Task to carry out. In the copy, keep every line below as it is and leave out the pictures.

-.-.-

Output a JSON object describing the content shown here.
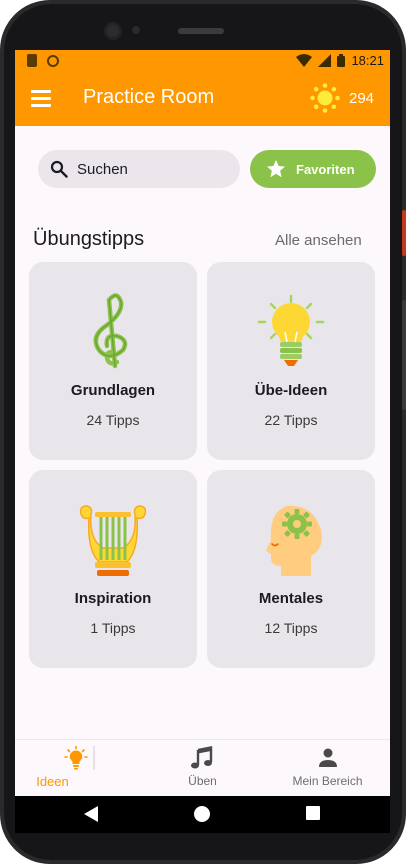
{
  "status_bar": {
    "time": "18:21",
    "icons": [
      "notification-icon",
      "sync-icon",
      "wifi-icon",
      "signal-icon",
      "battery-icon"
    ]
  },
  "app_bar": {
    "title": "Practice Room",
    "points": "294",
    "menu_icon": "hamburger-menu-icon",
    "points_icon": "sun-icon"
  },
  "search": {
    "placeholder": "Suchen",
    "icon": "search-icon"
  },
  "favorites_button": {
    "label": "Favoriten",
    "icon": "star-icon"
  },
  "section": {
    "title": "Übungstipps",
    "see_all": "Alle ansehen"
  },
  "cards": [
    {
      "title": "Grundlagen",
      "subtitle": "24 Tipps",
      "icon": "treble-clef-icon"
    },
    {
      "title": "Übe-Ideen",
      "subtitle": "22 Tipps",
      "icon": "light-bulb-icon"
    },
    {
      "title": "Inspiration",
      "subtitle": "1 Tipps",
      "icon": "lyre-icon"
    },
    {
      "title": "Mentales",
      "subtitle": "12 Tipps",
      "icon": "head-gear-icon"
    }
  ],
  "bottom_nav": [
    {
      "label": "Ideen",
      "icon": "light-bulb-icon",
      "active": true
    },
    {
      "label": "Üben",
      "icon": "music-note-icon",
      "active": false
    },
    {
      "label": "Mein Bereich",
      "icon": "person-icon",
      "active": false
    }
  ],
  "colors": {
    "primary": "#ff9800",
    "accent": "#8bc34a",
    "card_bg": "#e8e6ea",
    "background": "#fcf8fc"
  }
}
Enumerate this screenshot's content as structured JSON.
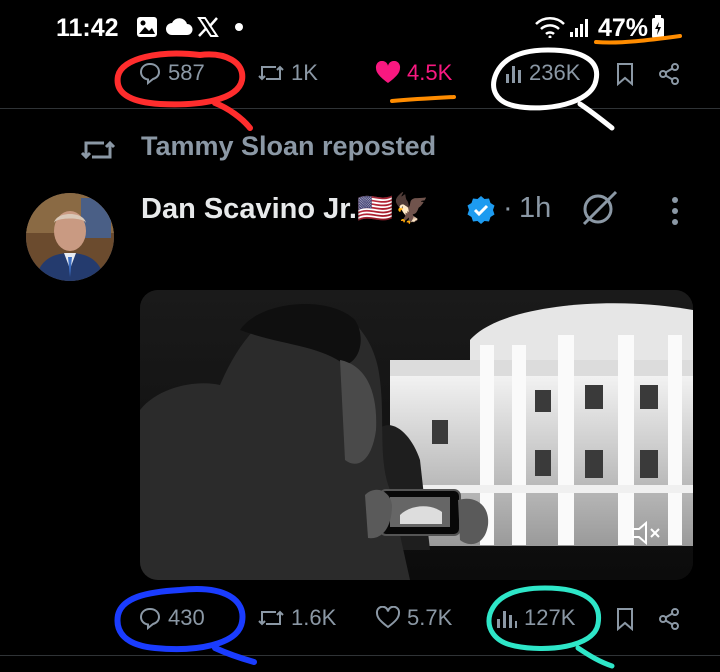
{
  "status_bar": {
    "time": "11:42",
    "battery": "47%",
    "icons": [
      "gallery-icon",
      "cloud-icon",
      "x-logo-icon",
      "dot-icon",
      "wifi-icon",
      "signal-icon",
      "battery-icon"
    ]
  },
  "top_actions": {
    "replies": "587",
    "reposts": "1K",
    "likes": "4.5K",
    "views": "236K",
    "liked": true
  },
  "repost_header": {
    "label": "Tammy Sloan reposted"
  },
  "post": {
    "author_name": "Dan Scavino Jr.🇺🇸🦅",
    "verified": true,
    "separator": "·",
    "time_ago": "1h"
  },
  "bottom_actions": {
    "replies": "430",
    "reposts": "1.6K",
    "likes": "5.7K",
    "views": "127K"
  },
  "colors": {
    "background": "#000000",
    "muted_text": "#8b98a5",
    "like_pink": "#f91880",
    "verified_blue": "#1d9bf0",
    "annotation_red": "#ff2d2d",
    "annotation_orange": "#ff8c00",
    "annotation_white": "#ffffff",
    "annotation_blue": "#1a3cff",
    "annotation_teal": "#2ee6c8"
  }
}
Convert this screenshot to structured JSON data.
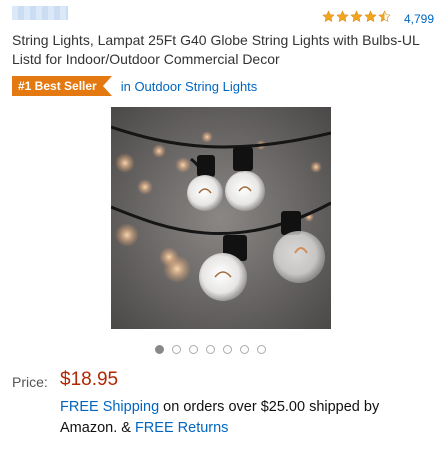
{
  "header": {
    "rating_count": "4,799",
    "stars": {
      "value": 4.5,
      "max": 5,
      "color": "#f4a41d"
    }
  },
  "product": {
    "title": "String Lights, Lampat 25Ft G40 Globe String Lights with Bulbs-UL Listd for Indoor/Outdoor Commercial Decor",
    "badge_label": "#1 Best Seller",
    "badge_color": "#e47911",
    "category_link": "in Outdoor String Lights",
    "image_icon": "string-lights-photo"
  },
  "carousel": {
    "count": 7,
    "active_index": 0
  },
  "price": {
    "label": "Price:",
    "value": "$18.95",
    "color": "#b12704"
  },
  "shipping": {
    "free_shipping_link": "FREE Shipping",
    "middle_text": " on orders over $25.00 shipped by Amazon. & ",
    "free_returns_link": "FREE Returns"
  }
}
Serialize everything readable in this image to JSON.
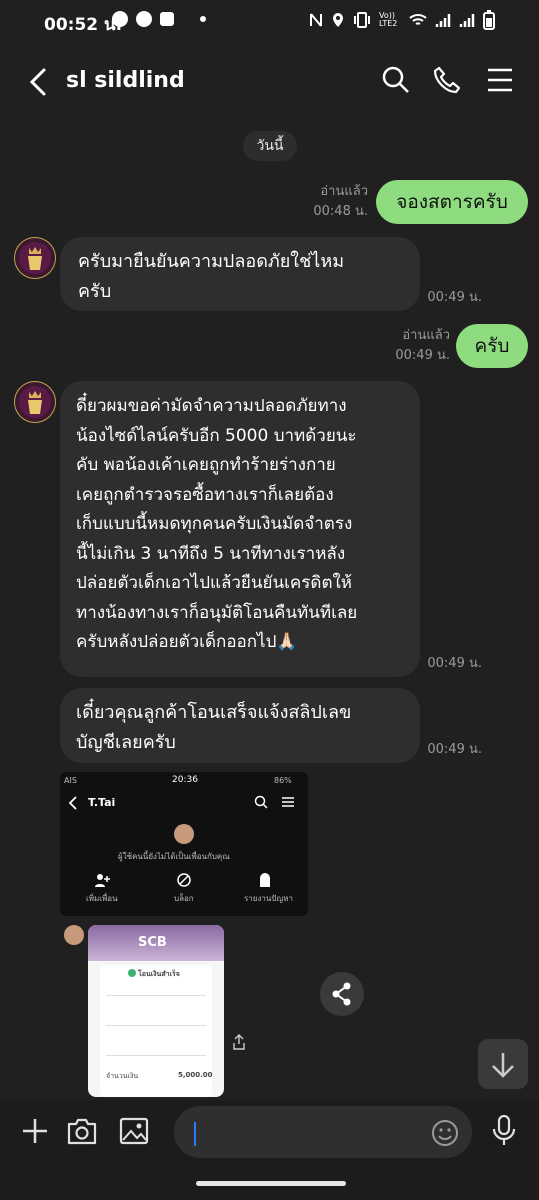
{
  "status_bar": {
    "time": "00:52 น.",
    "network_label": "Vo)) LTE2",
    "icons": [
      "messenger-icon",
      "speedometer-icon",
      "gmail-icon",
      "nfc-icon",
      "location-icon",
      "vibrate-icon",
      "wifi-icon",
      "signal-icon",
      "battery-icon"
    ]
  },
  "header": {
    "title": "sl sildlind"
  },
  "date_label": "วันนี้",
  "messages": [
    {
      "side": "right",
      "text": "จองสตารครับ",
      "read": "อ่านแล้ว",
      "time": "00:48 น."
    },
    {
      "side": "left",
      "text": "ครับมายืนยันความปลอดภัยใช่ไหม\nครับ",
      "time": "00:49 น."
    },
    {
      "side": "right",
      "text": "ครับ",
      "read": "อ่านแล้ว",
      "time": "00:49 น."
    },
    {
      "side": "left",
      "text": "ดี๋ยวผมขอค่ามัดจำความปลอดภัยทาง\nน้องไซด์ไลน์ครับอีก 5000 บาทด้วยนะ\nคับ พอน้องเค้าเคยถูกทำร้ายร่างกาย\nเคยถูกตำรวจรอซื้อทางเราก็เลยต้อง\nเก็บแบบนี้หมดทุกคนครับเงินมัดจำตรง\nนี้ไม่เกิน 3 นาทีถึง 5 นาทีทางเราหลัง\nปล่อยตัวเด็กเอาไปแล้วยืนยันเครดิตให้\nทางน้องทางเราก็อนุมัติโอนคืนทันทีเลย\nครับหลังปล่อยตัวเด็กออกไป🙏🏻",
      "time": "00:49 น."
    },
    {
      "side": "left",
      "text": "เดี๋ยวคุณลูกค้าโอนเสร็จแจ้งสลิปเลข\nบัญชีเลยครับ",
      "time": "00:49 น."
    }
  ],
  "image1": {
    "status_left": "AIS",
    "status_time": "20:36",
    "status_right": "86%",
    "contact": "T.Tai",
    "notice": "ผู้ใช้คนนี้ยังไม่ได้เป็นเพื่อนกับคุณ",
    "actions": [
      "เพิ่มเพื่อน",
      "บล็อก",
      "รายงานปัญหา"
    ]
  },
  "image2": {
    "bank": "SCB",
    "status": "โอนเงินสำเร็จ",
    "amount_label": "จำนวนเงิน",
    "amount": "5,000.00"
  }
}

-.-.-

Answer section.
Output a JSON object describing the content shown here.
{
  "status_bar": {
    "time": "18:21",
    "icons": [
      "notification-icon",
      "sync-icon",
      "wifi-icon",
      "signal-icon",
      "battery-icon"
    ]
  },
  "app_bar": {
    "title": "Practice Room",
    "points": "294",
    "menu_icon": "hamburger-menu-icon",
    "points_icon": "sun-icon"
  },
  "search": {
    "placeholder": "Suchen",
    "icon": "search-icon"
  },
  "favorites_button": {
    "label": "Favoriten",
    "icon": "star-icon"
  },
  "section": {
    "title": "Übungstipps",
    "see_all": "Alle ansehen"
  },
  "cards": [
    {
      "title": "Grundlagen",
      "subtitle": "24 Tipps",
      "icon": "treble-clef-icon"
    },
    {
      "title": "Übe-Ideen",
      "subtitle": "22 Tipps",
      "icon": "light-bulb-icon"
    },
    {
      "title": "Inspiration",
      "subtitle": "1 Tipps",
      "icon": "lyre-icon"
    },
    {
      "title": "Mentales",
      "subtitle": "12 Tipps",
      "icon": "head-gear-icon"
    }
  ],
  "bottom_nav": [
    {
      "label": "Ideen",
      "icon": "light-bulb-icon",
      "active": true
    },
    {
      "label": "Üben",
      "icon": "music-note-icon",
      "active": false
    },
    {
      "label": "Mein Bereich",
      "icon": "person-icon",
      "active": false
    }
  ],
  "colors": {
    "primary": "#ff9800",
    "accent": "#8bc34a",
    "card_bg": "#e8e6ea",
    "background": "#fcf8fc"
  }
}
Enumerate this screenshot's content as structured JSON.
{
  "status_bar": {
    "time": "11:42",
    "battery": "47%",
    "icons": [
      "gallery-icon",
      "cloud-icon",
      "x-logo-icon",
      "dot-icon",
      "wifi-icon",
      "signal-icon",
      "battery-icon"
    ]
  },
  "top_actions": {
    "replies": "587",
    "reposts": "1K",
    "likes": "4.5K",
    "views": "236K",
    "liked": true
  },
  "repost_header": {
    "label": "Tammy Sloan reposted"
  },
  "post": {
    "author_name": "Dan Scavino Jr.🇺🇸🦅",
    "verified": true,
    "separator": "·",
    "time_ago": "1h"
  },
  "bottom_actions": {
    "replies": "430",
    "reposts": "1.6K",
    "likes": "5.7K",
    "views": "127K"
  },
  "colors": {
    "background": "#000000",
    "muted_text": "#8b98a5",
    "like_pink": "#f91880",
    "verified_blue": "#1d9bf0",
    "annotation_red": "#ff2d2d",
    "annotation_orange": "#ff8c00",
    "annotation_white": "#ffffff",
    "annotation_blue": "#1a3cff",
    "annotation_teal": "#2ee6c8"
  }
}
Convert this screenshot to structured JSON data.
{
  "header": {
    "rating_count": "4,799",
    "stars": {
      "value": 4.5,
      "max": 5,
      "color": "#f4a41d"
    }
  },
  "product": {
    "title": "String Lights, Lampat 25Ft G40 Globe String Lights with Bulbs-UL Listd for Indoor/Outdoor Commercial Decor",
    "badge_label": "#1 Best Seller",
    "badge_color": "#e47911",
    "category_link": "in Outdoor String Lights",
    "image_icon": "string-lights-photo"
  },
  "carousel": {
    "count": 7,
    "active_index": 0
  },
  "price": {
    "label": "Price:",
    "value": "$18.95",
    "color": "#b12704"
  },
  "shipping": {
    "free_shipping_link": "FREE Shipping",
    "middle_text": " on orders over $25.00 shipped by Amazon. & ",
    "free_returns_link": "FREE Returns"
  }
}
Serialize everything readable in this image to JSON.
{
  "status_bar": {
    "time": "00:52 น.",
    "network_label": "Vo)) LTE2",
    "icons": [
      "messenger-icon",
      "speedometer-icon",
      "gmail-icon",
      "nfc-icon",
      "location-icon",
      "vibrate-icon",
      "wifi-icon",
      "signal-icon",
      "battery-icon"
    ]
  },
  "header": {
    "title": "sl sildlind"
  },
  "date_label": "วันนี้",
  "messages": [
    {
      "side": "right",
      "text": "จองสตารครับ",
      "read": "อ่านแล้ว",
      "time": "00:48 น."
    },
    {
      "side": "left",
      "text": "ครับมายืนยันความปลอดภัยใช่ไหม\nครับ",
      "time": "00:49 น."
    },
    {
      "side": "right",
      "text": "ครับ",
      "read": "อ่านแล้ว",
      "time": "00:49 น."
    },
    {
      "side": "left",
      "text": "ดี๋ยวผมขอค่ามัดจำความปลอดภัยทาง\nน้องไซด์ไลน์ครับอีก 5000 บาทด้วยนะ\nคับ พอน้องเค้าเคยถูกทำร้ายร่างกาย\nเคยถูกตำรวจรอซื้อทางเราก็เลยต้อง\nเก็บแบบนี้หมดทุกคนครับเงินมัดจำตรง\nนี้ไม่เกิน 3 นาทีถึง 5 นาทีทางเราหลัง\nปล่อยตัวเด็กเอาไปแล้วยืนยันเครดิตให้\nทางน้องทางเราก็อนุมัติโอนคืนทันทีเลย\nครับหลังปล่อยตัวเด็กออกไป🙏🏻",
      "time": "00:49 น."
    },
    {
      "side": "left",
      "text": "เดี๋ยวคุณลูกค้าโอนเสร็จแจ้งสลิปเลข\nบัญชีเลยครับ",
      "time": "00:49 น."
    }
  ],
  "image1": {
    "status_left": "AIS",
    "status_time": "20:36",
    "status_right": "86%",
    "contact": "T.Tai",
    "notice": "ผู้ใช้คนนี้ยังไม่ได้เป็นเพื่อนกับคุณ",
    "actions": [
      "เพิ่มเพื่อน",
      "บล็อก",
      "รายงานปัญหา"
    ]
  },
  "image2": {
    "bank": "SCB",
    "status": "โอนเงินสำเร็จ",
    "amount_label": "จำนวนเงิน",
    "amount": "5,000.00"
  }
}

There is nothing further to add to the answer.